=== Task statement ===
What follows is a set of records; repeat them exactly, without the pictures.

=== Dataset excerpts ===
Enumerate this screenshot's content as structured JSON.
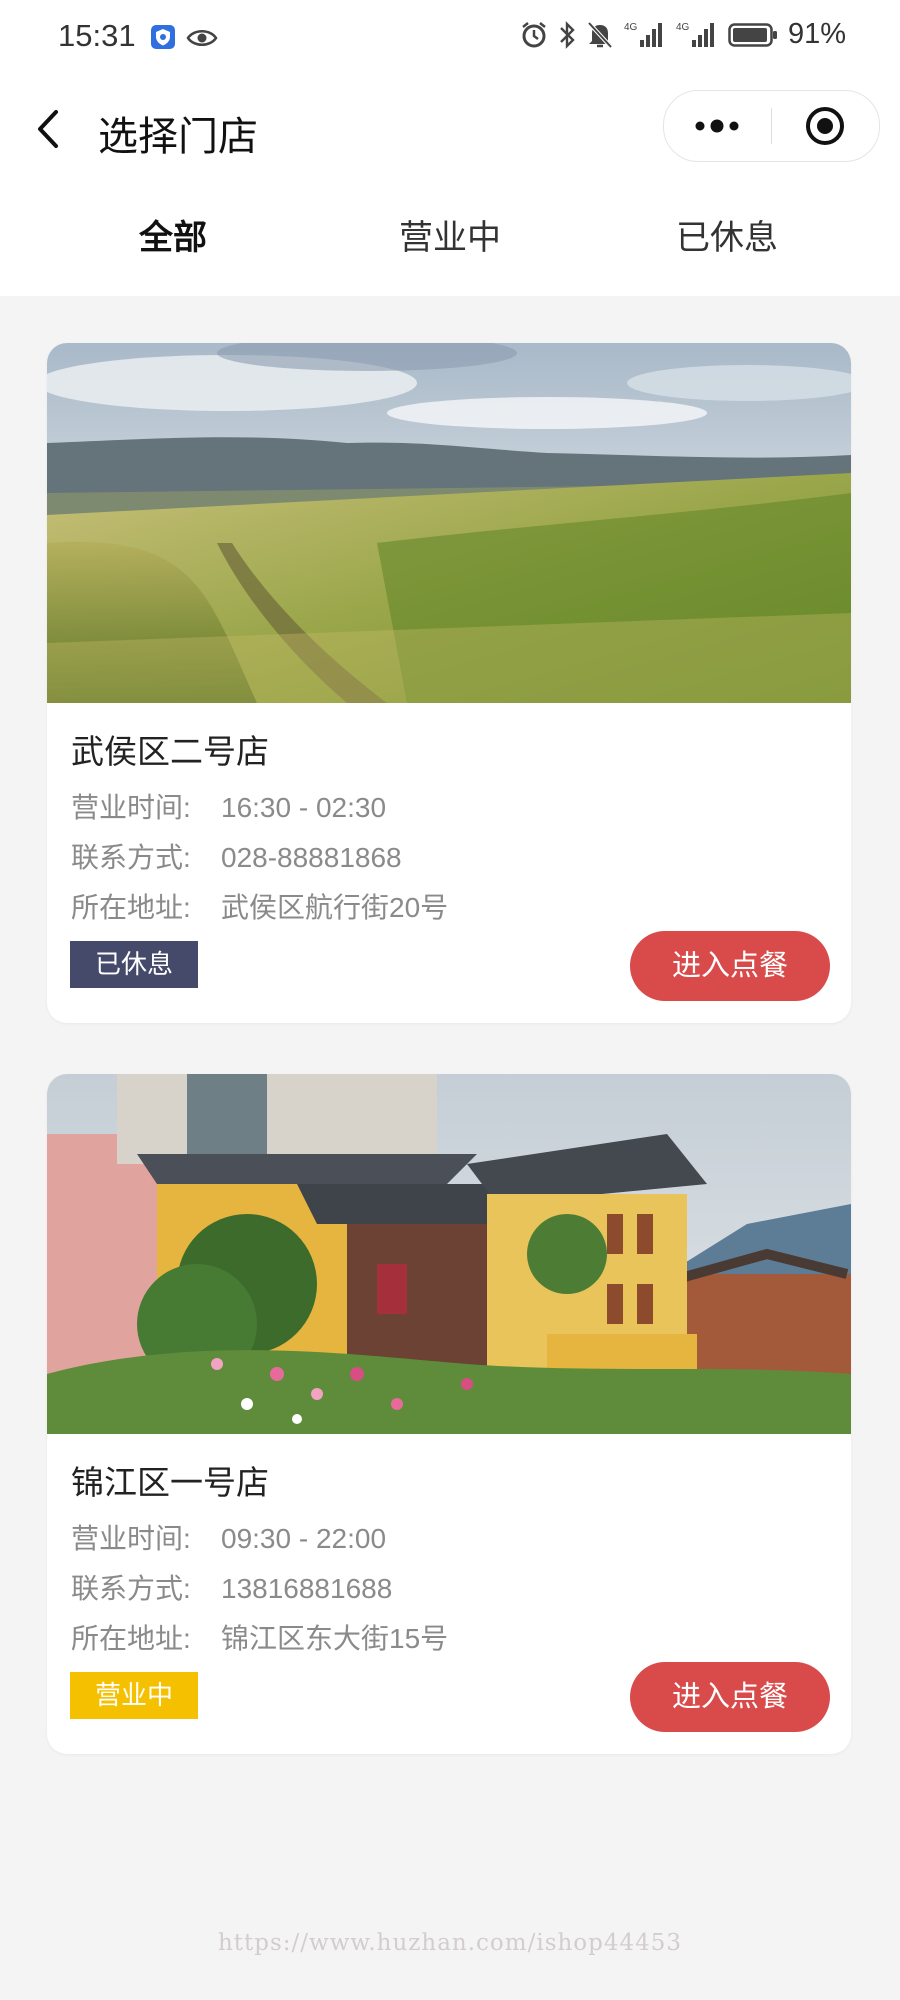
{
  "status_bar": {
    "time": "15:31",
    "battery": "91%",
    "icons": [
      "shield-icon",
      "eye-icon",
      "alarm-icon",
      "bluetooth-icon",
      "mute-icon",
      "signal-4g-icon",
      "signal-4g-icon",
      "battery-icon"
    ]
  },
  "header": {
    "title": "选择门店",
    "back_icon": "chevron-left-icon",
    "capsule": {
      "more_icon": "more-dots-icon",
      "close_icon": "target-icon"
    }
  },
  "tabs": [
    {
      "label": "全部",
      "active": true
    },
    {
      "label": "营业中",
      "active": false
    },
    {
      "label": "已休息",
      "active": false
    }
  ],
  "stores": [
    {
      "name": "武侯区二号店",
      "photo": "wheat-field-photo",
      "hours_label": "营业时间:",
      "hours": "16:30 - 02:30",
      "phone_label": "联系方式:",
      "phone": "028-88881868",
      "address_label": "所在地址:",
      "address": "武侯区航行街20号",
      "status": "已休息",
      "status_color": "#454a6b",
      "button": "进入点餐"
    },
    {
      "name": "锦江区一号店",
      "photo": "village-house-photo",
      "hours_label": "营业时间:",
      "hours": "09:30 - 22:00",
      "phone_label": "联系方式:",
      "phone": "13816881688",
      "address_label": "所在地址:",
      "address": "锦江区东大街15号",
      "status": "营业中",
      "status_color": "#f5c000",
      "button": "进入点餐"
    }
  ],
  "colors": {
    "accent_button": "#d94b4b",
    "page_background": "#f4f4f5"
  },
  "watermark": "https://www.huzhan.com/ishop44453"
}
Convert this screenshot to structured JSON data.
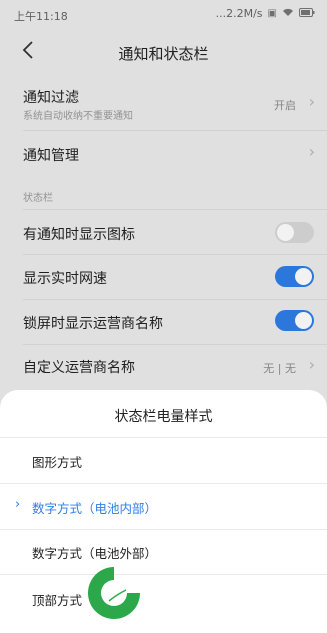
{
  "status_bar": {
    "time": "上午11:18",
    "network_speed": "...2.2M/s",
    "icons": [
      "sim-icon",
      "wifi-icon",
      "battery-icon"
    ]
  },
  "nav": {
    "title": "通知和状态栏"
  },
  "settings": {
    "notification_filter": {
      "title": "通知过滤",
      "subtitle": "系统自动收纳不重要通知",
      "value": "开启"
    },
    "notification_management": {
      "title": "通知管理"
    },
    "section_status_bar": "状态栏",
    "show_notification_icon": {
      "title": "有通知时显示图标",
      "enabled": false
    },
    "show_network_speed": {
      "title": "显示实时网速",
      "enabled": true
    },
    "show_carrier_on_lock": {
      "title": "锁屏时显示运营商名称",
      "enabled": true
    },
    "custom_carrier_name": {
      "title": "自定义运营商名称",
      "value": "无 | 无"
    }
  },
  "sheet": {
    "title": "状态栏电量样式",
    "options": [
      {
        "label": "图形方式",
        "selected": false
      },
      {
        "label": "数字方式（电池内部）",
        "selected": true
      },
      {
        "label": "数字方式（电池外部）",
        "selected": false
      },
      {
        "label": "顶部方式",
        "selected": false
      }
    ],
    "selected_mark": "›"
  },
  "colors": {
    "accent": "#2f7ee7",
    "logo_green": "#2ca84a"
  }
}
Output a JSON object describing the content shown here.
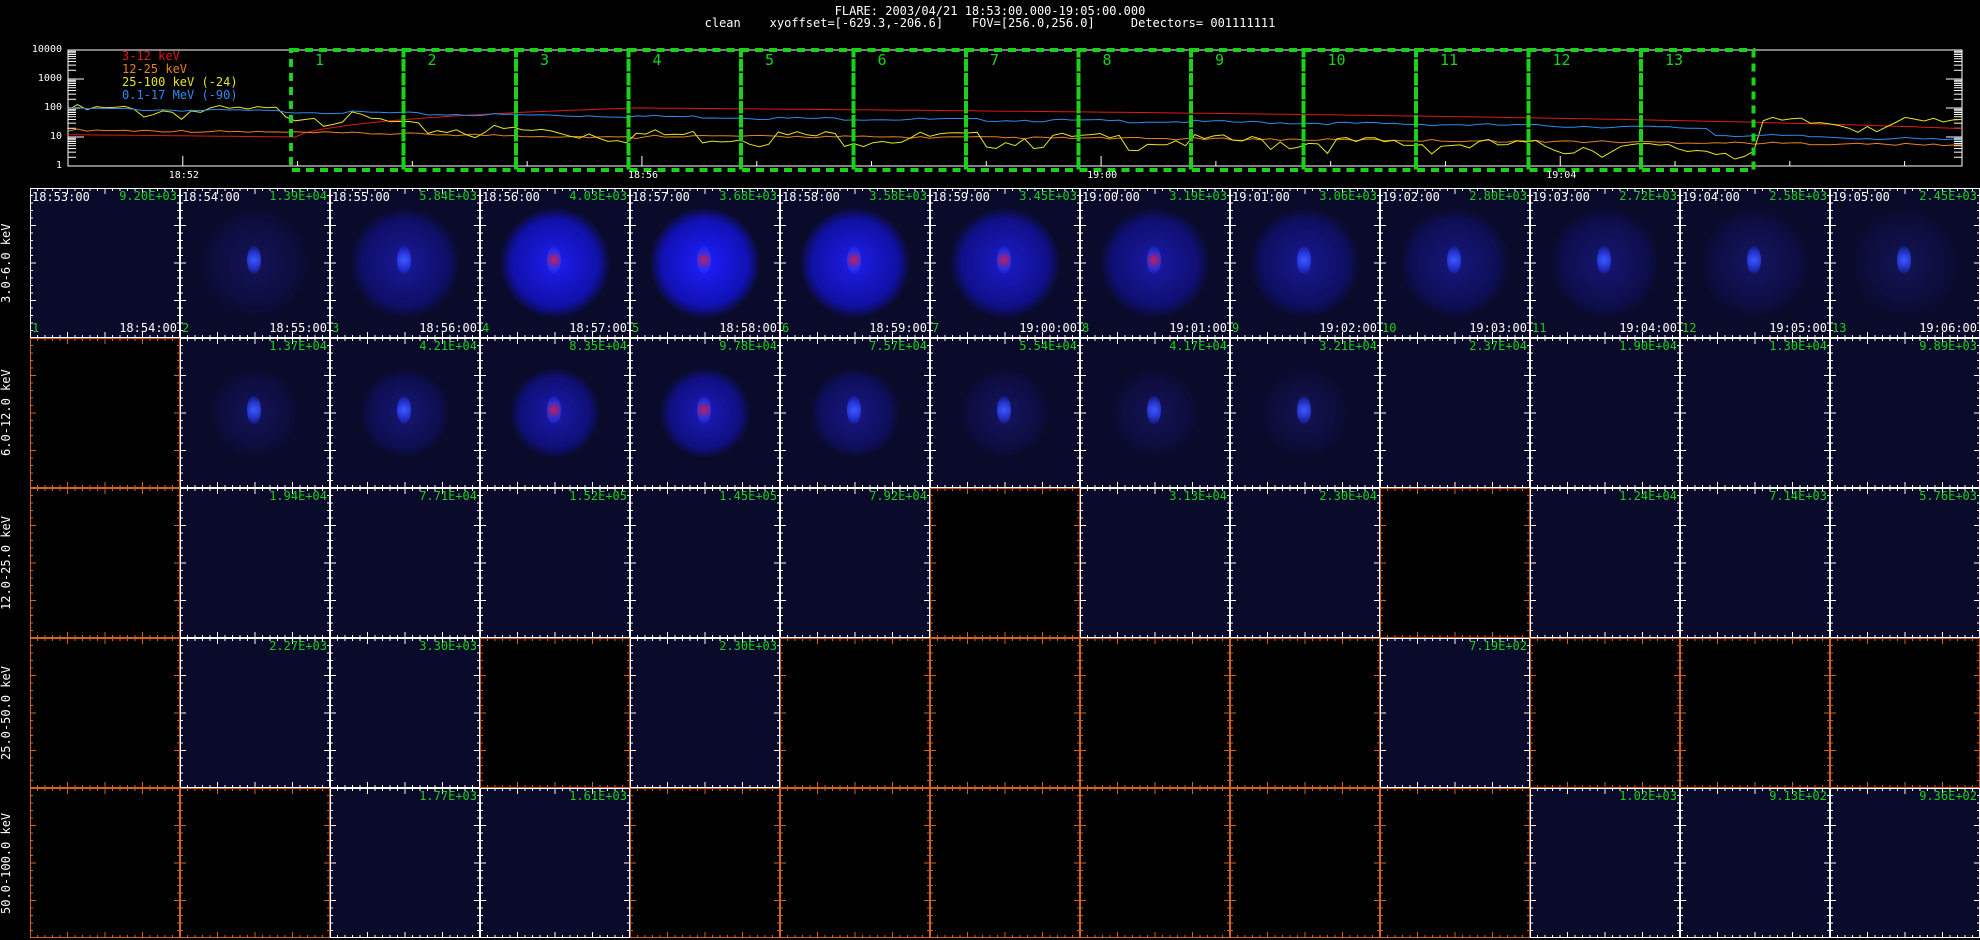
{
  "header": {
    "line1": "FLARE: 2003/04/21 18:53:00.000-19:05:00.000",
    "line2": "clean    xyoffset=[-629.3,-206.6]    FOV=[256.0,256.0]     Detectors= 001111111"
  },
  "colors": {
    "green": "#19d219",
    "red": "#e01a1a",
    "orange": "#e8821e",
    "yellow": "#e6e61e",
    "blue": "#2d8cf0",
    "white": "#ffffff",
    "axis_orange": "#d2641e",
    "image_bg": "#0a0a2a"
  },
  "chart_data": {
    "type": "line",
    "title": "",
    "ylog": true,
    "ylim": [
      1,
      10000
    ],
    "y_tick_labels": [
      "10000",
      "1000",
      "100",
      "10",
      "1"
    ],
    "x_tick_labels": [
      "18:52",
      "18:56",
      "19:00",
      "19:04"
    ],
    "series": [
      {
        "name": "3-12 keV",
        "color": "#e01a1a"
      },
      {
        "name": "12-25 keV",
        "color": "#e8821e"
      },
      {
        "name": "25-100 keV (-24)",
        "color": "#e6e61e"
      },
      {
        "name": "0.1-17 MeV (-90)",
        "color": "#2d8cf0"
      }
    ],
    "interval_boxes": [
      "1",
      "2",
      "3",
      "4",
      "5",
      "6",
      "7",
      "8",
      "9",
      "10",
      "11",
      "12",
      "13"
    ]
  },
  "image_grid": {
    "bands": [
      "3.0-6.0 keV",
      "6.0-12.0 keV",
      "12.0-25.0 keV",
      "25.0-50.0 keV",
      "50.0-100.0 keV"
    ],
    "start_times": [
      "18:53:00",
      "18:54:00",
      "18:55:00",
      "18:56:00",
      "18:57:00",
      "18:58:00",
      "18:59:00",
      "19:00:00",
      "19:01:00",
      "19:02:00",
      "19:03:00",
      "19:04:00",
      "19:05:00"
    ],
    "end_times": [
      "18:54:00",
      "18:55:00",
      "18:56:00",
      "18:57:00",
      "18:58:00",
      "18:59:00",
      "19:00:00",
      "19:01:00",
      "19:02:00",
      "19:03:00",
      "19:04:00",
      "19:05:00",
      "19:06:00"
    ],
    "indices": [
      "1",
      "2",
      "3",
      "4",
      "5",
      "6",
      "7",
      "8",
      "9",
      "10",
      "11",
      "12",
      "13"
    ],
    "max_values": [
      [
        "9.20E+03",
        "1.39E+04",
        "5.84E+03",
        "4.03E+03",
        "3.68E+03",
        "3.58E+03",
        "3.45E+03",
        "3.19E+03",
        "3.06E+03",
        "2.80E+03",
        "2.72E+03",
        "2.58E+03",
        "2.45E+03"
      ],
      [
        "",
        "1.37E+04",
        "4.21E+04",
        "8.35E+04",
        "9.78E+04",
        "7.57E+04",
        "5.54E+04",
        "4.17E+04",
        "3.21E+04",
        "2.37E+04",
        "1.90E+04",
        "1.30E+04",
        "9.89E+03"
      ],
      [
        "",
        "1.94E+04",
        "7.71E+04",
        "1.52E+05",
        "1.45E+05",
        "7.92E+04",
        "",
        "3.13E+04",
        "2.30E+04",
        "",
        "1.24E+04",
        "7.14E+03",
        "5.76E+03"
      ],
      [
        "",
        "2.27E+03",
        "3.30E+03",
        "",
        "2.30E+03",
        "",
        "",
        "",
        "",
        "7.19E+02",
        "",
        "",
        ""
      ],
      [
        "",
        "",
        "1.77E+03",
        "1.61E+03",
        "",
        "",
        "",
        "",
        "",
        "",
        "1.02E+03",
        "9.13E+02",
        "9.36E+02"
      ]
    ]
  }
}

=== Response area ===
Enumerate this screenshot's content as structured JSON.
{
  "status_bar": {
    "time": "15:31",
    "battery": "91%",
    "icons": [
      "shield-icon",
      "eye-icon",
      "alarm-icon",
      "bluetooth-icon",
      "mute-icon",
      "signal-4g-icon",
      "signal-4g-icon",
      "battery-icon"
    ]
  },
  "header": {
    "title": "选择门店",
    "back_icon": "chevron-left-icon",
    "capsule": {
      "more_icon": "more-dots-icon",
      "close_icon": "target-icon"
    }
  },
  "tabs": [
    {
      "label": "全部",
      "active": true
    },
    {
      "label": "营业中",
      "active": false
    },
    {
      "label": "已休息",
      "active": false
    }
  ],
  "stores": [
    {
      "name": "武侯区二号店",
      "photo": "wheat-field-photo",
      "hours_label": "营业时间:",
      "hours": "16:30 - 02:30",
      "phone_label": "联系方式:",
      "phone": "028-88881868",
      "address_label": "所在地址:",
      "address": "武侯区航行街20号",
      "status": "已休息",
      "status_color": "#454a6b",
      "button": "进入点餐"
    },
    {
      "name": "锦江区一号店",
      "photo": "village-house-photo",
      "hours_label": "营业时间:",
      "hours": "09:30 - 22:00",
      "phone_label": "联系方式:",
      "phone": "13816881688",
      "address_label": "所在地址:",
      "address": "锦江区东大街15号",
      "status": "营业中",
      "status_color": "#f5c000",
      "button": "进入点餐"
    }
  ],
  "colors": {
    "accent_button": "#d94b4b",
    "page_background": "#f4f4f5"
  },
  "watermark": "https://www.huzhan.com/ishop44453"
}
Convert this screenshot to structured JSON data.
{
  "status_bar": {
    "time": "上午11:18",
    "network_speed": "...2.2M/s",
    "icons": [
      "sim-icon",
      "wifi-icon",
      "battery-icon"
    ]
  },
  "nav": {
    "title": "通知和状态栏"
  },
  "settings": {
    "notification_filter": {
      "title": "通知过滤",
      "subtitle": "系统自动收纳不重要通知",
      "value": "开启"
    },
    "notification_management": {
      "title": "通知管理"
    },
    "section_status_bar": "状态栏",
    "show_notification_icon": {
      "title": "有通知时显示图标",
      "enabled": false
    },
    "show_network_speed": {
      "title": "显示实时网速",
      "enabled": true
    },
    "show_carrier_on_lock": {
      "title": "锁屏时显示运营商名称",
      "enabled": true
    },
    "custom_carrier_name": {
      "title": "自定义运营商名称",
      "value": "无 | 无"
    }
  },
  "sheet": {
    "title": "状态栏电量样式",
    "options": [
      {
        "label": "图形方式",
        "selected": false
      },
      {
        "label": "数字方式（电池内部）",
        "selected": true
      },
      {
        "label": "数字方式（电池外部）",
        "selected": false
      },
      {
        "label": "顶部方式",
        "selected": false
      }
    ],
    "selected_mark": "›"
  },
  "colors": {
    "accent": "#2f7ee7",
    "logo_green": "#2ca84a"
  }
}
Output a JSON object describing the content shown here.
{
  "header": {
    "line1": "FLARE: 2003/04/21 18:53:00.000-19:05:00.000",
    "line2": "clean    xyoffset=[-629.3,-206.6]    FOV=[256.0,256.0]     Detectors= 001111111"
  },
  "colors": {
    "green": "#19d219",
    "red": "#e01a1a",
    "orange": "#e8821e",
    "yellow": "#e6e61e",
    "blue": "#2d8cf0",
    "white": "#ffffff",
    "axis_orange": "#d2641e",
    "image_bg": "#0a0a2a"
  },
  "chart_data": {
    "type": "line",
    "title": "",
    "ylog": true,
    "ylim": [
      1,
      10000
    ],
    "y_tick_labels": [
      "10000",
      "1000",
      "100",
      "10",
      "1"
    ],
    "x_tick_labels": [
      "18:52",
      "18:56",
      "19:00",
      "19:04"
    ],
    "series": [
      {
        "name": "3-12 keV",
        "color": "#e01a1a"
      },
      {
        "name": "12-25 keV",
        "color": "#e8821e"
      },
      {
        "name": "25-100 keV (-24)",
        "color": "#e6e61e"
      },
      {
        "name": "0.1-17 MeV (-90)",
        "color": "#2d8cf0"
      }
    ],
    "interval_boxes": [
      "1",
      "2",
      "3",
      "4",
      "5",
      "6",
      "7",
      "8",
      "9",
      "10",
      "11",
      "12",
      "13"
    ]
  },
  "image_grid": {
    "bands": [
      "3.0-6.0 keV",
      "6.0-12.0 keV",
      "12.0-25.0 keV",
      "25.0-50.0 keV",
      "50.0-100.0 keV"
    ],
    "start_times": [
      "18:53:00",
      "18:54:00",
      "18:55:00",
      "18:56:00",
      "18:57:00",
      "18:58:00",
      "18:59:00",
      "19:00:00",
      "19:01:00",
      "19:02:00",
      "19:03:00",
      "19:04:00",
      "19:05:00"
    ],
    "end_times": [
      "18:54:00",
      "18:55:00",
      "18:56:00",
      "18:57:00",
      "18:58:00",
      "18:59:00",
      "19:00:00",
      "19:01:00",
      "19:02:00",
      "19:03:00",
      "19:04:00",
      "19:05:00",
      "19:06:00"
    ],
    "indices": [
      "1",
      "2",
      "3",
      "4",
      "5",
      "6",
      "7",
      "8",
      "9",
      "10",
      "11",
      "12",
      "13"
    ],
    "max_values": [
      [
        "9.20E+03",
        "1.39E+04",
        "5.84E+03",
        "4.03E+03",
        "3.68E+03",
        "3.58E+03",
        "3.45E+03",
        "3.19E+03",
        "3.06E+03",
        "2.80E+03",
        "2.72E+03",
        "2.58E+03",
        "2.45E+03"
      ],
      [
        "",
        "1.37E+04",
        "4.21E+04",
        "8.35E+04",
        "9.78E+04",
        "7.57E+04",
        "5.54E+04",
        "4.17E+04",
        "3.21E+04",
        "2.37E+04",
        "1.90E+04",
        "1.30E+04",
        "9.89E+03"
      ],
      [
        "",
        "1.94E+04",
        "7.71E+04",
        "1.52E+05",
        "1.45E+05",
        "7.92E+04",
        "",
        "3.13E+04",
        "2.30E+04",
        "",
        "1.24E+04",
        "7.14E+03",
        "5.76E+03"
      ],
      [
        "",
        "2.27E+03",
        "3.30E+03",
        "",
        "2.30E+03",
        "",
        "",
        "",
        "",
        "7.19E+02",
        "",
        "",
        ""
      ],
      [
        "",
        "",
        "1.77E+03",
        "1.61E+03",
        "",
        "",
        "",
        "",
        "",
        "",
        "1.02E+03",
        "9.13E+02",
        "9.36E+02"
      ]
    ]
  }
}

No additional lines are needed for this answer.